* **INSTRUCTIONS TO FOLLOW**
What lines in the material hold the string "Cluster"? Copy out each of them.

* **EXERCISE MATERIALS**
◆ ◆ ◆ ◆

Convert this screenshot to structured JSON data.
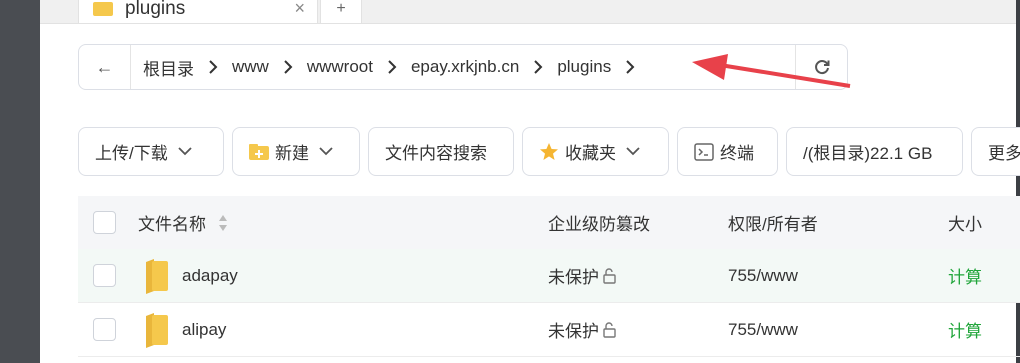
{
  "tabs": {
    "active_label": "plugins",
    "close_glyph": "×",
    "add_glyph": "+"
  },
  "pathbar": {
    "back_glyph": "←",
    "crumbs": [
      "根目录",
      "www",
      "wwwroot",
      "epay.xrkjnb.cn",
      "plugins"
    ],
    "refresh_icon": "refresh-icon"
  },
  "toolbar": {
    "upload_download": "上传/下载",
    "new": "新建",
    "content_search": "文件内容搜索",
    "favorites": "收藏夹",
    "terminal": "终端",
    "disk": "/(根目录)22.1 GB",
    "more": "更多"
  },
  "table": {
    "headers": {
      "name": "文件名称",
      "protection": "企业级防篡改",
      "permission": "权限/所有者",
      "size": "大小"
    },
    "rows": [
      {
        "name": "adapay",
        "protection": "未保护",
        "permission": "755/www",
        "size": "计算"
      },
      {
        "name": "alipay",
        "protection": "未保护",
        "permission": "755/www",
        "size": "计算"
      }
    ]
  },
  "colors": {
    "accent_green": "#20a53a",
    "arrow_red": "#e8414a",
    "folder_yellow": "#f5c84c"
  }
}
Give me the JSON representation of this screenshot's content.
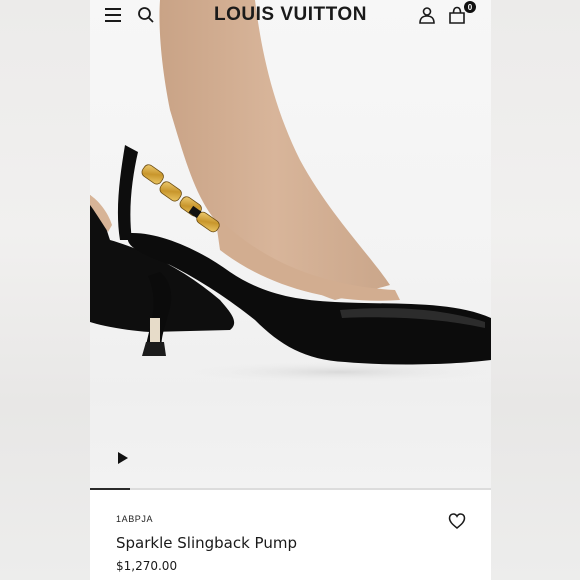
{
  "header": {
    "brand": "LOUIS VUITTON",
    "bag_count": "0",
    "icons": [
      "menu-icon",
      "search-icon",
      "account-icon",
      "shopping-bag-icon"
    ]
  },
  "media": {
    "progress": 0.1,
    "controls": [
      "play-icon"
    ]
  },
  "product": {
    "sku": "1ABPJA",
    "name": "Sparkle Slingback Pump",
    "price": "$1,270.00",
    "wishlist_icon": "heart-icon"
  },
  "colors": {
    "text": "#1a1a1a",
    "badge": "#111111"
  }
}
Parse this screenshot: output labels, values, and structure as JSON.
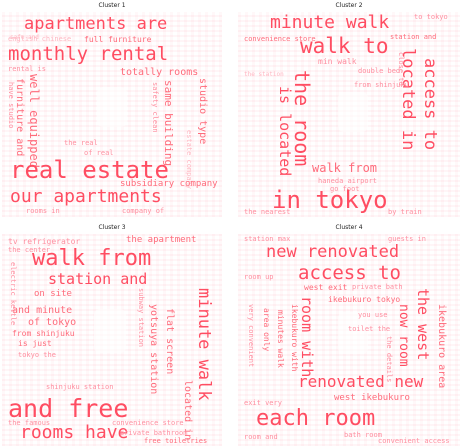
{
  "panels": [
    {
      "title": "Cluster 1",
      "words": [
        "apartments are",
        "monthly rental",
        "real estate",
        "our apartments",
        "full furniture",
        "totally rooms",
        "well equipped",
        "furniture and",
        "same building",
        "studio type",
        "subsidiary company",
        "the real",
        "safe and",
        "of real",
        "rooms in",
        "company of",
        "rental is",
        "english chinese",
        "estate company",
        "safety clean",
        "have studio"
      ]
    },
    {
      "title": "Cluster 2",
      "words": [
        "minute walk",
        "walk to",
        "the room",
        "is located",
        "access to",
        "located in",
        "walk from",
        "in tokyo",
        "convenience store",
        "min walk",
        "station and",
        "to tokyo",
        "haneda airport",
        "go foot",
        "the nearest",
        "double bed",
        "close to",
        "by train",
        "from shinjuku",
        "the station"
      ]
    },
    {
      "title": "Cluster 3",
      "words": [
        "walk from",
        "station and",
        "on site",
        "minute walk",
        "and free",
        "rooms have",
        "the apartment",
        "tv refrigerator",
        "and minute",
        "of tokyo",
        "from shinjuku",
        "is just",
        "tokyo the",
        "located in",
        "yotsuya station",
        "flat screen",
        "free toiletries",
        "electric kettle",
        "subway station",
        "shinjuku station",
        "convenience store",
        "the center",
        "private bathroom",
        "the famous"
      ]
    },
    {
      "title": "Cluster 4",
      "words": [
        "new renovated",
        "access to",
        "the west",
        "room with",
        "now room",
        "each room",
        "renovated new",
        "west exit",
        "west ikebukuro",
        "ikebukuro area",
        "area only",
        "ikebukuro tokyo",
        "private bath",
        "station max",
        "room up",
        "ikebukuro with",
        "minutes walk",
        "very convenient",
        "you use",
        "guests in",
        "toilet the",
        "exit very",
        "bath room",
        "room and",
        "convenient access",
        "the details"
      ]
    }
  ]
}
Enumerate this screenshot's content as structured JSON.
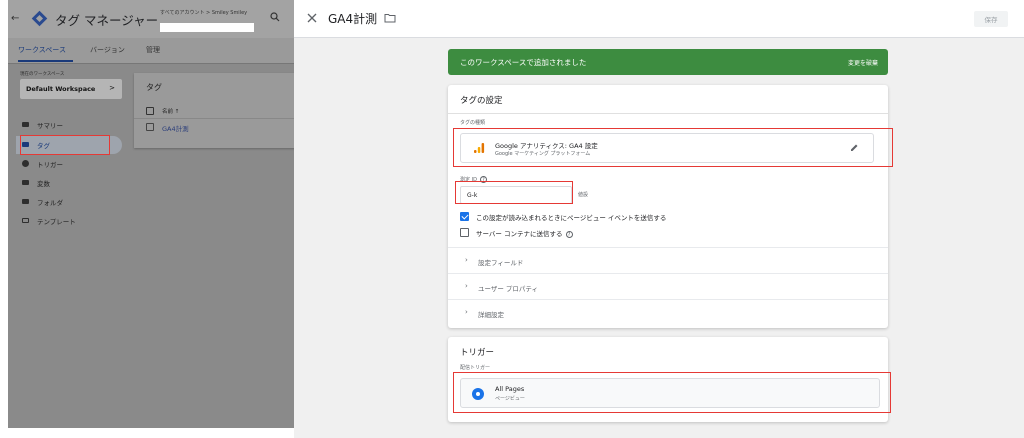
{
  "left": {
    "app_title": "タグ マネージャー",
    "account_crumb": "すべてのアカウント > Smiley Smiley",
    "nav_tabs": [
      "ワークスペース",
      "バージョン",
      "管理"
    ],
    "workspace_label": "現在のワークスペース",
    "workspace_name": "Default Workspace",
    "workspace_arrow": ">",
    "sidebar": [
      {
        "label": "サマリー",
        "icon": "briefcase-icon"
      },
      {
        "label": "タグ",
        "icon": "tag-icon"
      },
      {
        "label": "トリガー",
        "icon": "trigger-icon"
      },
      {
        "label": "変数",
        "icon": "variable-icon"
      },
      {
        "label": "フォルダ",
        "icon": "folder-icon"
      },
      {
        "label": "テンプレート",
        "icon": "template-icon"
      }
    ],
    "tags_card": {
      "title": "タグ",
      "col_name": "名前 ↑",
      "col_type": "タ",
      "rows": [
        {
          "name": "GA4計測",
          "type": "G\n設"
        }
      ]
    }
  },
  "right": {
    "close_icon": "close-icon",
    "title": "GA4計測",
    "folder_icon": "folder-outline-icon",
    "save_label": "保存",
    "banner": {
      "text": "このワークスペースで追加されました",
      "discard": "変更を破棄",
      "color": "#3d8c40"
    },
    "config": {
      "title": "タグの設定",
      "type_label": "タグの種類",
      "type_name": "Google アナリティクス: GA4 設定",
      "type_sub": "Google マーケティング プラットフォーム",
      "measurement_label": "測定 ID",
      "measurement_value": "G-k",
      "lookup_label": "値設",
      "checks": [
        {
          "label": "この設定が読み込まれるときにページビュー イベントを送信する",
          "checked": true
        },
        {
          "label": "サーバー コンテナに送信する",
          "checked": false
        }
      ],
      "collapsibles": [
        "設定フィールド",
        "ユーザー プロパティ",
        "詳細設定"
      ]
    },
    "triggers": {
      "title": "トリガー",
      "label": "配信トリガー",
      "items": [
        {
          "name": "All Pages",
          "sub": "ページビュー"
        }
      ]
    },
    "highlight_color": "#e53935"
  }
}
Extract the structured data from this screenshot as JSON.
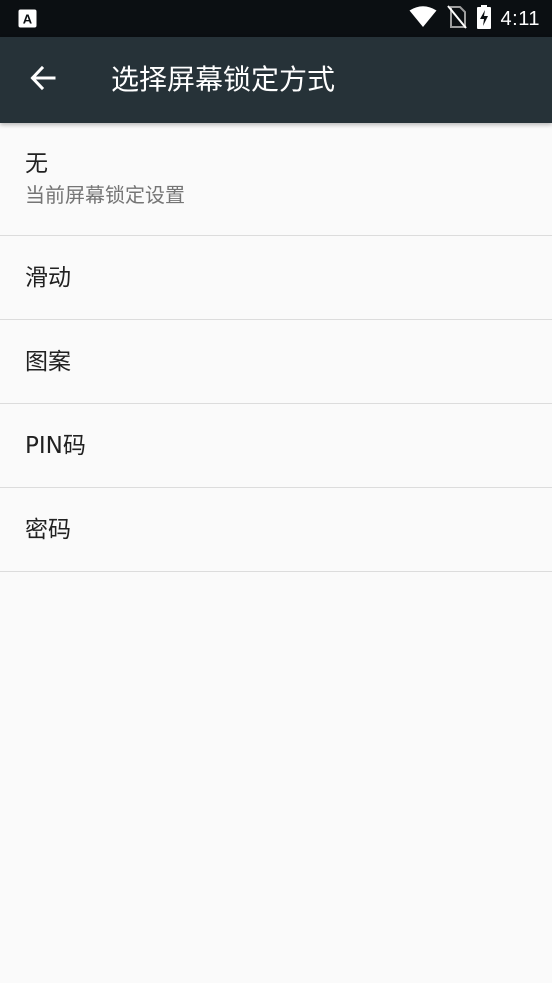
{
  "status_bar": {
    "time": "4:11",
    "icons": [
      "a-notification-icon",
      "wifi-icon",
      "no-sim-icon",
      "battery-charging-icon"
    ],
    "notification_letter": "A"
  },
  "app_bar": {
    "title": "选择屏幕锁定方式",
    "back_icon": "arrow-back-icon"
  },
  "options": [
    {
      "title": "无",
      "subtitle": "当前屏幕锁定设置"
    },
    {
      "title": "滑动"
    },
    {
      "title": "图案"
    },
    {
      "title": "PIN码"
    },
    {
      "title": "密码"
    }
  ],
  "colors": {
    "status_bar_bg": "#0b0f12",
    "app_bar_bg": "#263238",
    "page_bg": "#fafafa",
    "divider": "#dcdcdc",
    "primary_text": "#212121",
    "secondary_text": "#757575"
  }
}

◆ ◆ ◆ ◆

* **RESULT OF THE TASK**
      "title": "Cluster 1",
      "title": "Cluster 2",
      "title": "Cluster 3",
      "title": "Cluster 4",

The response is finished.